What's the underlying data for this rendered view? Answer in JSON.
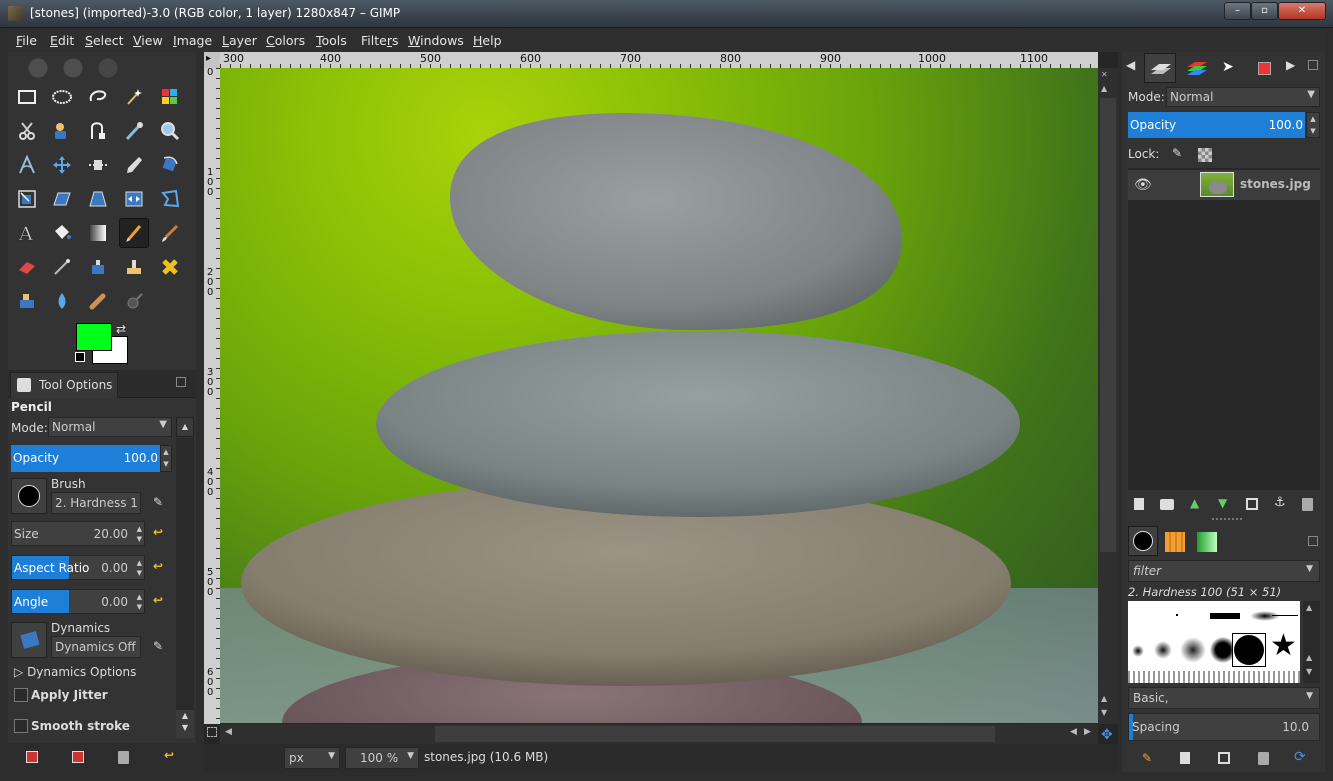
{
  "window": {
    "title": "[stones] (imported)-3.0 (RGB color, 1 layer) 1280x847 – GIMP",
    "buttons": [
      "–",
      "▫",
      "✕"
    ]
  },
  "menu": [
    {
      "pre": "",
      "u": "F",
      "post": "ile"
    },
    {
      "pre": "",
      "u": "E",
      "post": "dit"
    },
    {
      "pre": "",
      "u": "S",
      "post": "elect"
    },
    {
      "pre": "",
      "u": "V",
      "post": "iew"
    },
    {
      "pre": "",
      "u": "I",
      "post": "mage"
    },
    {
      "pre": "",
      "u": "L",
      "post": "ayer"
    },
    {
      "pre": "",
      "u": "C",
      "post": "olors"
    },
    {
      "pre": "",
      "u": "T",
      "post": "ools"
    },
    {
      "pre": "Filte",
      "u": "r",
      "post": "s"
    },
    {
      "pre": "",
      "u": "W",
      "post": "indows"
    },
    {
      "pre": "",
      "u": "H",
      "post": "elp"
    }
  ],
  "colors": {
    "accent": "#1e7fd8",
    "foreground": "#00ff19",
    "background": "#ffffff"
  },
  "tool_options": {
    "tab_label": "Tool Options",
    "tool_name": "Pencil",
    "mode_label": "Mode:",
    "mode_value": "Normal",
    "opacity_label": "Opacity",
    "opacity_value": "100.0",
    "brush_label": "Brush",
    "brush_value": "2. Hardness 1",
    "size_label": "Size",
    "size_value": "20.00",
    "aspect_label": "Aspect Ratio",
    "aspect_value": "0.00",
    "angle_label": "Angle",
    "angle_value": "0.00",
    "dynamics_label": "Dynamics",
    "dynamics_value": "Dynamics Off",
    "dynamics_options": "Dynamics Options",
    "apply_jitter": "Apply Jitter",
    "smooth_stroke": "Smooth stroke"
  },
  "rulers": {
    "top": [
      "300",
      "400",
      "500",
      "600",
      "700",
      "800",
      "900",
      "1000",
      "1100"
    ],
    "left": [
      "0",
      "1\n0\n0",
      "2\n0\n0",
      "3\n0\n0",
      "4\n0\n0",
      "5\n0\n0",
      "6\n0\n0"
    ]
  },
  "status": {
    "unit": "px",
    "zoom": "100 %",
    "file_info": "stones.jpg (10.6 MB)"
  },
  "layers": {
    "mode_label": "Mode:",
    "mode_value": "Normal",
    "opacity_label": "Opacity",
    "opacity_value": "100.0",
    "lock_label": "Lock:",
    "layer_name": "stones.jpg"
  },
  "brushes": {
    "filter_placeholder": "filter",
    "selected_brush": "2. Hardness 100 (51 × 51)",
    "preset": "Basic,",
    "spacing_label": "Spacing",
    "spacing_value": "10.0"
  }
}
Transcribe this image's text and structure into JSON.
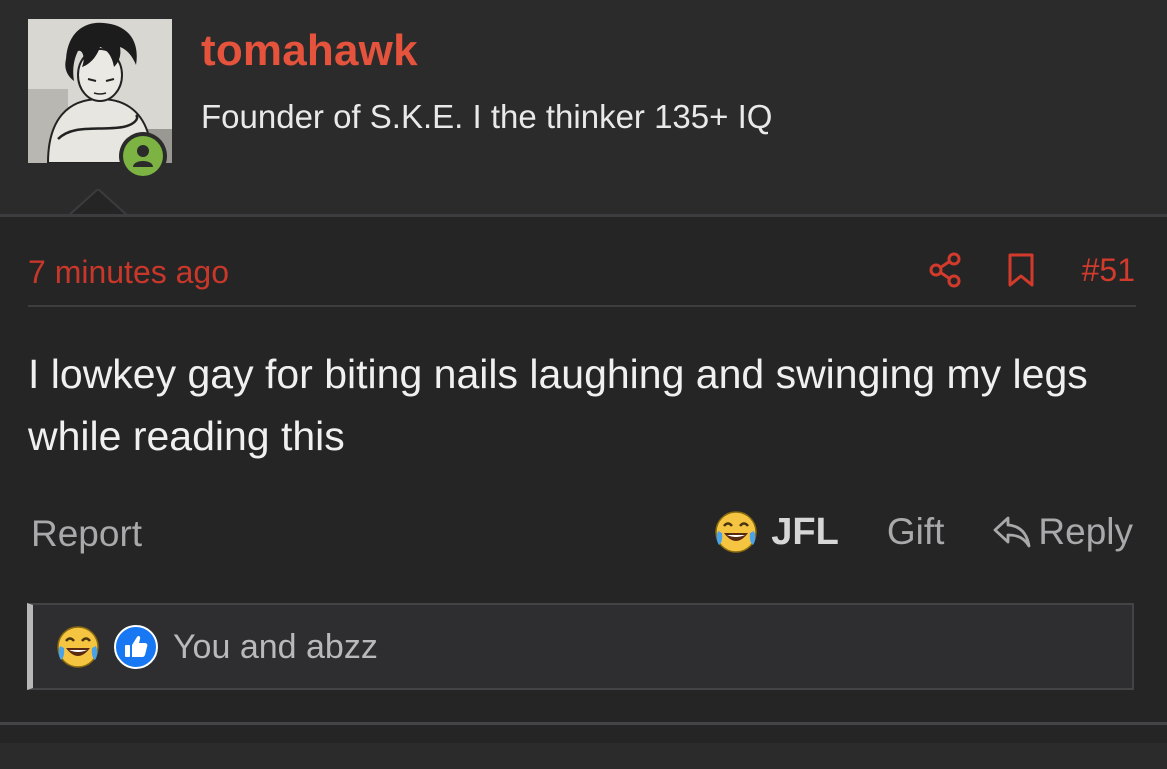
{
  "user": {
    "username": "tomahawk",
    "title": "Founder of S.K.E. I the thinker 135+ IQ",
    "online": true
  },
  "post": {
    "time": "7 minutes ago",
    "number": "#51",
    "body": "I lowkey gay for biting nails laughing and swinging my legs while reading this"
  },
  "actions": {
    "report_label": "Report",
    "jfl_label": "JFL",
    "gift_label": "Gift",
    "reply_label": "Reply"
  },
  "reactions": {
    "text": "You and abzz"
  },
  "colors": {
    "accent": "#e5533d",
    "online": "#7cb342",
    "like": "#1877f2"
  },
  "icons": [
    "share-icon",
    "bookmark-icon",
    "laughing-crying-emoji-icon",
    "reply-arrow-icon",
    "thumbs-up-icon",
    "user-icon"
  ]
}
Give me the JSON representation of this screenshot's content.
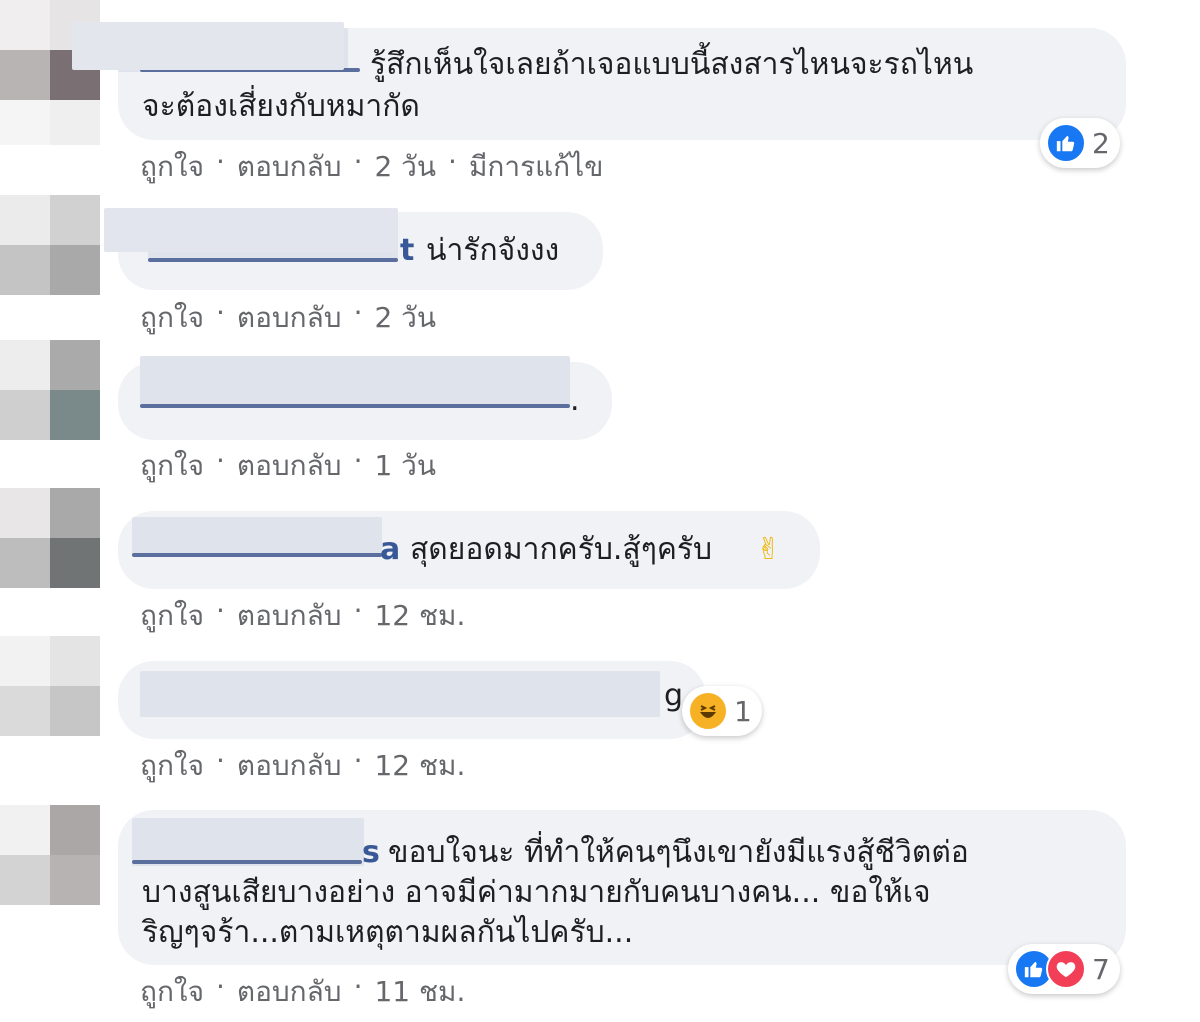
{
  "comments": [
    {
      "text_lines": [
        "รู้สึกเห็นใจเลยถ้าเจอแบบนี้สงสารไหนจะรถไหน",
        "จะต้องเสี่ยงกับหมากัด"
      ],
      "name_fragment": "",
      "actions": {
        "like": "ถูกใจ",
        "reply": "ตอบกลับ",
        "time": "2 วัน",
        "edited": "มีการแก้ไข"
      },
      "reaction": {
        "types": [
          "like-icon"
        ],
        "count": "2"
      }
    },
    {
      "text_lines": [
        "น่ารักจังงง"
      ],
      "name_fragment": "t",
      "actions": {
        "like": "ถูกใจ",
        "reply": "ตอบกลับ",
        "time": "2 วัน"
      }
    },
    {
      "text_lines": [
        "."
      ],
      "name_fragment": "",
      "actions": {
        "like": "ถูกใจ",
        "reply": "ตอบกลับ",
        "time": "1 วัน"
      }
    },
    {
      "text_lines": [
        "สุดยอดมากครับ.สู้ๆครับ"
      ],
      "name_fragment": "a",
      "emoji": "✌",
      "actions": {
        "like": "ถูกใจ",
        "reply": "ตอบกลับ",
        "time": "12 ชม."
      }
    },
    {
      "text_lines": [
        "g"
      ],
      "name_fragment": "",
      "actions": {
        "like": "ถูกใจ",
        "reply": "ตอบกลับ",
        "time": "12 ชม."
      },
      "reaction": {
        "types": [
          "haha-icon"
        ],
        "count": "1"
      }
    },
    {
      "text_lines": [
        "ขอบใจนะ ที่ทำให้คนๆนึงเขายังมีแรงสู้ชีวิตต่อ",
        "บางสูนเสียบางอย่าง อาจมีค่ามากมายกับคนบางคน... ขอให้เจ",
        "ริญๆจร้า...ตามเหตุตามผลกันไปครับ..."
      ],
      "name_fragment": "s",
      "actions": {
        "like": "ถูกใจ",
        "reply": "ตอบกลับ",
        "time": "11 ชม."
      },
      "reaction": {
        "types": [
          "like-icon",
          "love-icon"
        ],
        "count": "7"
      }
    }
  ],
  "separator": "·",
  "colors": {
    "name_link": "#385898",
    "bubble": "#f0f2f5",
    "meta": "#65676b",
    "like": "#1877f2",
    "love": "#f33e58",
    "haha": "#f7b125"
  }
}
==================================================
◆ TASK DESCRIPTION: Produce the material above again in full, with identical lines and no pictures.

◆ EXERCISE OUTPUT:
What's the underlying data for this rendered view? Answer in JSON.
{
  "window": {
    "title": "[stones] (imported)-3.0 (RGB color, 1 layer) 1280x847 – GIMP",
    "buttons": [
      "–",
      "▫",
      "✕"
    ]
  },
  "menu": [
    {
      "pre": "",
      "u": "F",
      "post": "ile"
    },
    {
      "pre": "",
      "u": "E",
      "post": "dit"
    },
    {
      "pre": "",
      "u": "S",
      "post": "elect"
    },
    {
      "pre": "",
      "u": "V",
      "post": "iew"
    },
    {
      "pre": "",
      "u": "I",
      "post": "mage"
    },
    {
      "pre": "",
      "u": "L",
      "post": "ayer"
    },
    {
      "pre": "",
      "u": "C",
      "post": "olors"
    },
    {
      "pre": "",
      "u": "T",
      "post": "ools"
    },
    {
      "pre": "Filte",
      "u": "r",
      "post": "s"
    },
    {
      "pre": "",
      "u": "W",
      "post": "indows"
    },
    {
      "pre": "",
      "u": "H",
      "post": "elp"
    }
  ],
  "colors": {
    "accent": "#1e7fd8",
    "foreground": "#00ff19",
    "background": "#ffffff"
  },
  "tool_options": {
    "tab_label": "Tool Options",
    "tool_name": "Pencil",
    "mode_label": "Mode:",
    "mode_value": "Normal",
    "opacity_label": "Opacity",
    "opacity_value": "100.0",
    "brush_label": "Brush",
    "brush_value": "2. Hardness 1",
    "size_label": "Size",
    "size_value": "20.00",
    "aspect_label": "Aspect Ratio",
    "aspect_value": "0.00",
    "angle_label": "Angle",
    "angle_value": "0.00",
    "dynamics_label": "Dynamics",
    "dynamics_value": "Dynamics Off",
    "dynamics_options": "Dynamics Options",
    "apply_jitter": "Apply Jitter",
    "smooth_stroke": "Smooth stroke"
  },
  "rulers": {
    "top": [
      "300",
      "400",
      "500",
      "600",
      "700",
      "800",
      "900",
      "1000",
      "1100"
    ],
    "left": [
      "0",
      "1\n0\n0",
      "2\n0\n0",
      "3\n0\n0",
      "4\n0\n0",
      "5\n0\n0",
      "6\n0\n0"
    ]
  },
  "status": {
    "unit": "px",
    "zoom": "100 %",
    "file_info": "stones.jpg (10.6 MB)"
  },
  "layers": {
    "mode_label": "Mode:",
    "mode_value": "Normal",
    "opacity_label": "Opacity",
    "opacity_value": "100.0",
    "lock_label": "Lock:",
    "layer_name": "stones.jpg"
  },
  "brushes": {
    "filter_placeholder": "filter",
    "selected_brush": "2. Hardness 100 (51 × 51)",
    "preset": "Basic,",
    "spacing_label": "Spacing",
    "spacing_value": "10.0"
  }
}
Transcribe this image's text and structure into JSON.
{
  "user": {
    "username": "tomahawk",
    "title": "Founder of S.K.E. I the thinker 135+ IQ",
    "online": true
  },
  "post": {
    "time": "7 minutes ago",
    "number": "#51",
    "body": "I lowkey gay for biting nails laughing and swinging my legs while reading this"
  },
  "actions": {
    "report_label": "Report",
    "jfl_label": "JFL",
    "gift_label": "Gift",
    "reply_label": "Reply"
  },
  "reactions": {
    "text": "You and abzz"
  },
  "colors": {
    "accent": "#e5533d",
    "online": "#7cb342",
    "like": "#1877f2"
  },
  "icons": [
    "share-icon",
    "bookmark-icon",
    "laughing-crying-emoji-icon",
    "reply-arrow-icon",
    "thumbs-up-icon",
    "user-icon"
  ]
}
Give me the JSON representation of this screenshot's content.
{
  "comments": [
    {
      "text_lines": [
        "รู้สึกเห็นใจเลยถ้าเจอแบบนี้สงสารไหนจะรถไหน",
        "จะต้องเสี่ยงกับหมากัด"
      ],
      "name_fragment": "",
      "actions": {
        "like": "ถูกใจ",
        "reply": "ตอบกลับ",
        "time": "2 วัน",
        "edited": "มีการแก้ไข"
      },
      "reaction": {
        "types": [
          "like-icon"
        ],
        "count": "2"
      }
    },
    {
      "text_lines": [
        "น่ารักจังงง"
      ],
      "name_fragment": "t",
      "actions": {
        "like": "ถูกใจ",
        "reply": "ตอบกลับ",
        "time": "2 วัน"
      }
    },
    {
      "text_lines": [
        "."
      ],
      "name_fragment": "",
      "actions": {
        "like": "ถูกใจ",
        "reply": "ตอบกลับ",
        "time": "1 วัน"
      }
    },
    {
      "text_lines": [
        "สุดยอดมากครับ.สู้ๆครับ"
      ],
      "name_fragment": "a",
      "emoji": "✌",
      "actions": {
        "like": "ถูกใจ",
        "reply": "ตอบกลับ",
        "time": "12 ชม."
      }
    },
    {
      "text_lines": [
        "g"
      ],
      "name_fragment": "",
      "actions": {
        "like": "ถูกใจ",
        "reply": "ตอบกลับ",
        "time": "12 ชม."
      },
      "reaction": {
        "types": [
          "haha-icon"
        ],
        "count": "1"
      }
    },
    {
      "text_lines": [
        "ขอบใจนะ ที่ทำให้คนๆนึงเขายังมีแรงสู้ชีวิตต่อ",
        "บางสูนเสียบางอย่าง อาจมีค่ามากมายกับคนบางคน... ขอให้เจ",
        "ริญๆจร้า...ตามเหตุตามผลกันไปครับ..."
      ],
      "name_fragment": "s",
      "actions": {
        "like": "ถูกใจ",
        "reply": "ตอบกลับ",
        "time": "11 ชม."
      },
      "reaction": {
        "types": [
          "like-icon",
          "love-icon"
        ],
        "count": "7"
      }
    }
  ],
  "separator": "·",
  "colors": {
    "name_link": "#385898",
    "bubble": "#f0f2f5",
    "meta": "#65676b",
    "like": "#1877f2",
    "love": "#f33e58",
    "haha": "#f7b125"
  }
}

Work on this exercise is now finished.